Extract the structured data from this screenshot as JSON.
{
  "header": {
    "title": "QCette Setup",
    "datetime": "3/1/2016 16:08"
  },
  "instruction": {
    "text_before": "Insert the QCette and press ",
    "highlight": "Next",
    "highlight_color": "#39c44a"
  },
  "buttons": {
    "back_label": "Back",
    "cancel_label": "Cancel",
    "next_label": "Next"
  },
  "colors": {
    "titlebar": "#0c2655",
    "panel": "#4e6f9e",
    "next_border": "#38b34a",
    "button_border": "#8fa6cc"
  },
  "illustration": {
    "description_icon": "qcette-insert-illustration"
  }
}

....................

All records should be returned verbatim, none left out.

Extract the structured data from this screenshot as JSON.
{
  "header": {
    "title": "QCette Setup",
    "datetime": "3/1/2016 16:08"
  },
  "instruction": {
    "text_before": "Insert the QCette and press ",
    "highlight": "Next",
    "highlight_color": "#39c44a"
  },
  "buttons": {
    "back_label": "Back",
    "cancel_label": "Cancel",
    "next_label": "Next"
  },
  "colors": {
    "titlebar": "#0c2655",
    "panel": "#4e6f9e",
    "next_border": "#38b34a",
    "button_border": "#8fa6cc"
  },
  "illustration": {
    "description_icon": "qcette-insert-illustration"
  }
}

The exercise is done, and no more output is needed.